WHAT TO PRODUCE —
Scan the data beneath this task and copy each line that includes "name".

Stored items
::::::::

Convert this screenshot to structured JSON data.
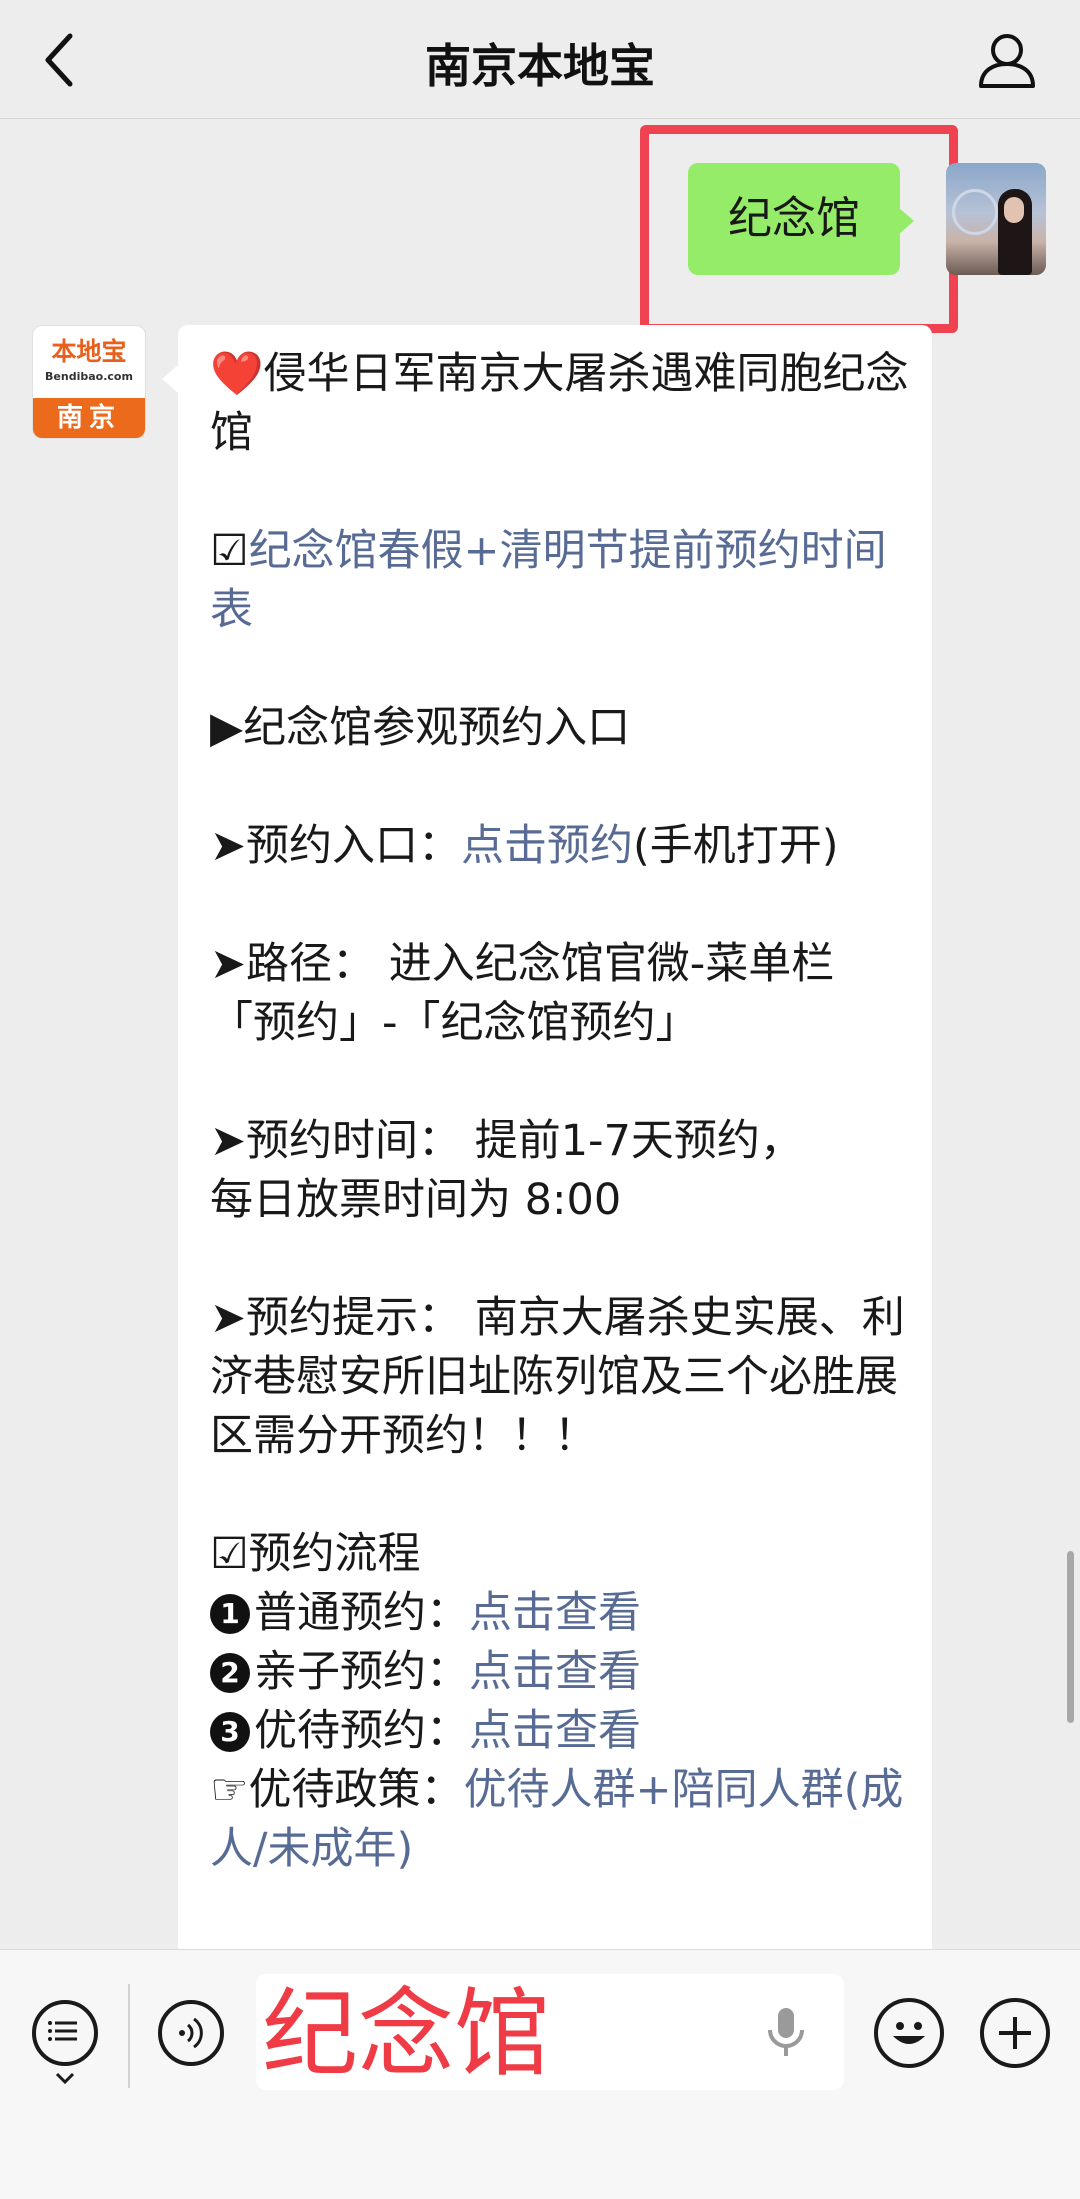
{
  "header": {
    "title": "南京本地宝"
  },
  "outgoing": {
    "text": "纪念馆"
  },
  "bot_avatar": {
    "brand": "本地宝",
    "url": "Bendibao.com",
    "city": "南京"
  },
  "message": {
    "heart": "❤️",
    "title": "侵华日军南京大屠杀遇难同胞纪念馆",
    "schedule_prefix": "☑",
    "schedule_link": "纪念馆春假+清明节提前预约时间表",
    "entry_heading": "▶纪念馆参观预约入口",
    "entry_prefix": "➤预约入口：",
    "entry_link": "点击预约",
    "entry_suffix": "(手机打开)",
    "path": "➤路径： 进入纪念馆官微-菜单栏「预约」-「纪念馆预约」",
    "time_line1": "➤预约时间： 提前1-7天预约，",
    "time_line2": "每日放票时间为 8:00",
    "tip": "➤预约提示： 南京大屠杀史实展、利济巷慰安所旧址陈列馆及三个必胜展区需分开预约！！！",
    "flow_heading": "☑预约流程",
    "flow": [
      {
        "num": "1",
        "label": "普通预约：",
        "link": "点击查看"
      },
      {
        "num": "2",
        "label": "亲子预约：",
        "link": "点击查看"
      },
      {
        "num": "3",
        "label": "优待预约：",
        "link": "点击查看"
      }
    ],
    "policy_prefix": "☞优待政策：",
    "policy_link": "优待人群+陪同人群(成人/未成年)"
  },
  "input": {
    "value": "纪念馆"
  },
  "colors": {
    "accent_highlight": "#ef4352",
    "link": "#576b95",
    "outgoing_bubble": "#95ec69"
  }
}
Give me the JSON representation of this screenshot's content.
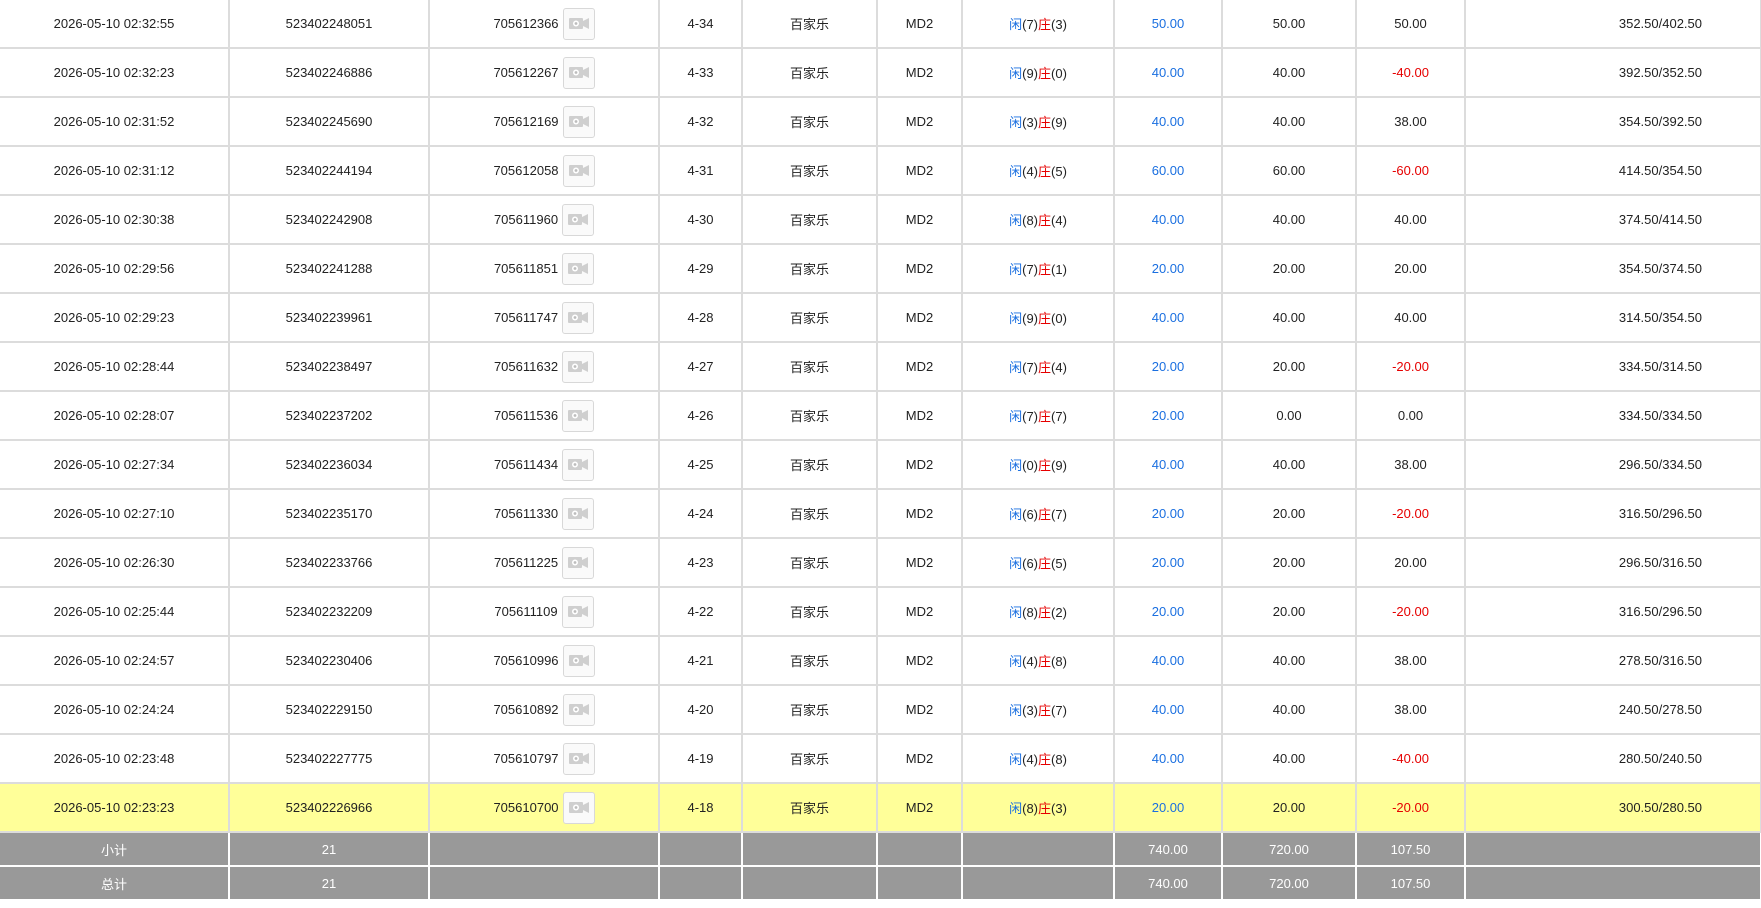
{
  "rows": [
    {
      "time": "2026-05-10 02:32:55",
      "bet_id": "523402248051",
      "game_id": "705612366",
      "shoe": "4-34",
      "game": "百家乐",
      "table": "MD2",
      "idle_label": "闲",
      "idle": "(7)",
      "banker_label": "庄",
      "banker": "(3)",
      "bet": "50.00",
      "valid": "50.00",
      "winloss": "50.00",
      "winloss_neg": false,
      "balance": "352.50/402.50"
    },
    {
      "time": "2026-05-10 02:32:23",
      "bet_id": "523402246886",
      "game_id": "705612267",
      "shoe": "4-33",
      "game": "百家乐",
      "table": "MD2",
      "idle_label": "闲",
      "idle": "(9)",
      "banker_label": "庄",
      "banker": "(0)",
      "bet": "40.00",
      "valid": "40.00",
      "winloss": "-40.00",
      "winloss_neg": true,
      "balance": "392.50/352.50"
    },
    {
      "time": "2026-05-10 02:31:52",
      "bet_id": "523402245690",
      "game_id": "705612169",
      "shoe": "4-32",
      "game": "百家乐",
      "table": "MD2",
      "idle_label": "闲",
      "idle": "(3)",
      "banker_label": "庄",
      "banker": "(9)",
      "bet": "40.00",
      "valid": "40.00",
      "winloss": "38.00",
      "winloss_neg": false,
      "balance": "354.50/392.50"
    },
    {
      "time": "2026-05-10 02:31:12",
      "bet_id": "523402244194",
      "game_id": "705612058",
      "shoe": "4-31",
      "game": "百家乐",
      "table": "MD2",
      "idle_label": "闲",
      "idle": "(4)",
      "banker_label": "庄",
      "banker": "(5)",
      "bet": "60.00",
      "valid": "60.00",
      "winloss": "-60.00",
      "winloss_neg": true,
      "balance": "414.50/354.50"
    },
    {
      "time": "2026-05-10 02:30:38",
      "bet_id": "523402242908",
      "game_id": "705611960",
      "shoe": "4-30",
      "game": "百家乐",
      "table": "MD2",
      "idle_label": "闲",
      "idle": "(8)",
      "banker_label": "庄",
      "banker": "(4)",
      "bet": "40.00",
      "valid": "40.00",
      "winloss": "40.00",
      "winloss_neg": false,
      "balance": "374.50/414.50"
    },
    {
      "time": "2026-05-10 02:29:56",
      "bet_id": "523402241288",
      "game_id": "705611851",
      "shoe": "4-29",
      "game": "百家乐",
      "table": "MD2",
      "idle_label": "闲",
      "idle": "(7)",
      "banker_label": "庄",
      "banker": "(1)",
      "bet": "20.00",
      "valid": "20.00",
      "winloss": "20.00",
      "winloss_neg": false,
      "balance": "354.50/374.50"
    },
    {
      "time": "2026-05-10 02:29:23",
      "bet_id": "523402239961",
      "game_id": "705611747",
      "shoe": "4-28",
      "game": "百家乐",
      "table": "MD2",
      "idle_label": "闲",
      "idle": "(9)",
      "banker_label": "庄",
      "banker": "(0)",
      "bet": "40.00",
      "valid": "40.00",
      "winloss": "40.00",
      "winloss_neg": false,
      "balance": "314.50/354.50"
    },
    {
      "time": "2026-05-10 02:28:44",
      "bet_id": "523402238497",
      "game_id": "705611632",
      "shoe": "4-27",
      "game": "百家乐",
      "table": "MD2",
      "idle_label": "闲",
      "idle": "(7)",
      "banker_label": "庄",
      "banker": "(4)",
      "bet": "20.00",
      "valid": "20.00",
      "winloss": "-20.00",
      "winloss_neg": true,
      "balance": "334.50/314.50"
    },
    {
      "time": "2026-05-10 02:28:07",
      "bet_id": "523402237202",
      "game_id": "705611536",
      "shoe": "4-26",
      "game": "百家乐",
      "table": "MD2",
      "idle_label": "闲",
      "idle": "(7)",
      "banker_label": "庄",
      "banker": "(7)",
      "bet": "20.00",
      "valid": "0.00",
      "winloss": "0.00",
      "winloss_neg": false,
      "balance": "334.50/334.50"
    },
    {
      "time": "2026-05-10 02:27:34",
      "bet_id": "523402236034",
      "game_id": "705611434",
      "shoe": "4-25",
      "game": "百家乐",
      "table": "MD2",
      "idle_label": "闲",
      "idle": "(0)",
      "banker_label": "庄",
      "banker": "(9)",
      "bet": "40.00",
      "valid": "40.00",
      "winloss": "38.00",
      "winloss_neg": false,
      "balance": "296.50/334.50"
    },
    {
      "time": "2026-05-10 02:27:10",
      "bet_id": "523402235170",
      "game_id": "705611330",
      "shoe": "4-24",
      "game": "百家乐",
      "table": "MD2",
      "idle_label": "闲",
      "idle": "(6)",
      "banker_label": "庄",
      "banker": "(7)",
      "bet": "20.00",
      "valid": "20.00",
      "winloss": "-20.00",
      "winloss_neg": true,
      "balance": "316.50/296.50"
    },
    {
      "time": "2026-05-10 02:26:30",
      "bet_id": "523402233766",
      "game_id": "705611225",
      "shoe": "4-23",
      "game": "百家乐",
      "table": "MD2",
      "idle_label": "闲",
      "idle": "(6)",
      "banker_label": "庄",
      "banker": "(5)",
      "bet": "20.00",
      "valid": "20.00",
      "winloss": "20.00",
      "winloss_neg": false,
      "balance": "296.50/316.50"
    },
    {
      "time": "2026-05-10 02:25:44",
      "bet_id": "523402232209",
      "game_id": "705611109",
      "shoe": "4-22",
      "game": "百家乐",
      "table": "MD2",
      "idle_label": "闲",
      "idle": "(8)",
      "banker_label": "庄",
      "banker": "(2)",
      "bet": "20.00",
      "valid": "20.00",
      "winloss": "-20.00",
      "winloss_neg": true,
      "balance": "316.50/296.50"
    },
    {
      "time": "2026-05-10 02:24:57",
      "bet_id": "523402230406",
      "game_id": "705610996",
      "shoe": "4-21",
      "game": "百家乐",
      "table": "MD2",
      "idle_label": "闲",
      "idle": "(4)",
      "banker_label": "庄",
      "banker": "(8)",
      "bet": "40.00",
      "valid": "40.00",
      "winloss": "38.00",
      "winloss_neg": false,
      "balance": "278.50/316.50"
    },
    {
      "time": "2026-05-10 02:24:24",
      "bet_id": "523402229150",
      "game_id": "705610892",
      "shoe": "4-20",
      "game": "百家乐",
      "table": "MD2",
      "idle_label": "闲",
      "idle": "(3)",
      "banker_label": "庄",
      "banker": "(7)",
      "bet": "40.00",
      "valid": "40.00",
      "winloss": "38.00",
      "winloss_neg": false,
      "balance": "240.50/278.50"
    },
    {
      "time": "2026-05-10 02:23:48",
      "bet_id": "523402227775",
      "game_id": "705610797",
      "shoe": "4-19",
      "game": "百家乐",
      "table": "MD2",
      "idle_label": "闲",
      "idle": "(4)",
      "banker_label": "庄",
      "banker": "(8)",
      "bet": "40.00",
      "valid": "40.00",
      "winloss": "-40.00",
      "winloss_neg": true,
      "balance": "280.50/240.50"
    },
    {
      "time": "2026-05-10 02:23:23",
      "bet_id": "523402226966",
      "game_id": "705610700",
      "shoe": "4-18",
      "game": "百家乐",
      "table": "MD2",
      "idle_label": "闲",
      "idle": "(8)",
      "banker_label": "庄",
      "banker": "(3)",
      "bet": "20.00",
      "valid": "20.00",
      "winloss": "-20.00",
      "winloss_neg": true,
      "balance": "300.50/280.50",
      "highlight": true
    }
  ],
  "subtotal": {
    "label": "小计",
    "count": "21",
    "bet": "740.00",
    "valid": "720.00",
    "winloss": "107.50"
  },
  "total": {
    "label": "总计",
    "count": "21",
    "bet": "740.00",
    "valid": "720.00",
    "winloss": "107.50"
  },
  "icons": {
    "replay": "video-replay-icon"
  },
  "colors": {
    "blue": "#1a6fe0",
    "red": "#e60000",
    "highlight": "#ffff99",
    "summary_bg": "#999999"
  }
}
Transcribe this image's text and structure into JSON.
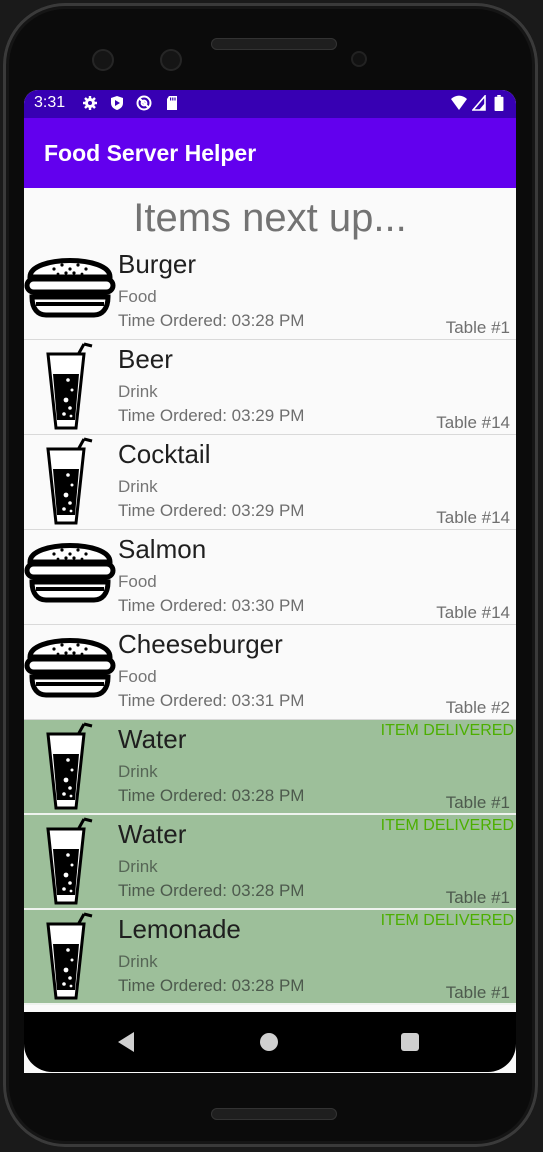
{
  "status_bar": {
    "time": "3:31",
    "left_icons": [
      "gear-icon",
      "shield-icon",
      "at-sign-icon",
      "sd-card-icon"
    ],
    "right_icons": [
      "wifi-icon",
      "signal-icon",
      "battery-icon"
    ]
  },
  "app_bar": {
    "title": "Food Server Helper",
    "color": "#6200ee"
  },
  "heading": "Items next up...",
  "items": [
    {
      "name": "Burger",
      "type": "Food",
      "time": "Time Ordered: 03:28 PM",
      "table": "Table #1",
      "icon": "burger-icon",
      "delivered": false
    },
    {
      "name": "Beer",
      "type": "Drink",
      "time": "Time Ordered: 03:29 PM",
      "table": "Table #14",
      "icon": "drink-icon",
      "delivered": false
    },
    {
      "name": "Cocktail",
      "type": "Drink",
      "time": "Time Ordered: 03:29 PM",
      "table": "Table #14",
      "icon": "drink-icon",
      "delivered": false
    },
    {
      "name": "Salmon",
      "type": "Food",
      "time": "Time Ordered: 03:30 PM",
      "table": "Table #14",
      "icon": "burger-icon",
      "delivered": false
    },
    {
      "name": "Cheeseburger",
      "type": "Food",
      "time": "Time Ordered: 03:31 PM",
      "table": "Table #2",
      "icon": "burger-icon",
      "delivered": false
    },
    {
      "name": "Water",
      "type": "Drink",
      "time": "Time Ordered: 03:28 PM",
      "table": "Table #1",
      "icon": "drink-icon",
      "delivered": true,
      "flag": "ITEM DELIVERED"
    },
    {
      "name": "Water",
      "type": "Drink",
      "time": "Time Ordered: 03:28 PM",
      "table": "Table #1",
      "icon": "drink-icon",
      "delivered": true,
      "flag": "ITEM DELIVERED"
    },
    {
      "name": "Lemonade",
      "type": "Drink",
      "time": "Time Ordered: 03:28 PM",
      "table": "Table #1",
      "icon": "drink-icon",
      "delivered": true,
      "flag": "ITEM DELIVERED"
    }
  ],
  "nav_bar": {
    "buttons": [
      "back-icon",
      "home-icon",
      "recents-icon"
    ]
  },
  "colors": {
    "status_bar": "#3700b3",
    "delivered_bg": "#9dbf9a",
    "delivered_text": "#4caf00"
  }
}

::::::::

TASK SOLUTION —
      "name": "Burger",
      "name": "Beer",
      "name": "Cocktail",
      "name": "Salmon",
      "name": "Cheeseburger",
      "name": "Water",
      "name": "Water",
      "name": "Lemonade",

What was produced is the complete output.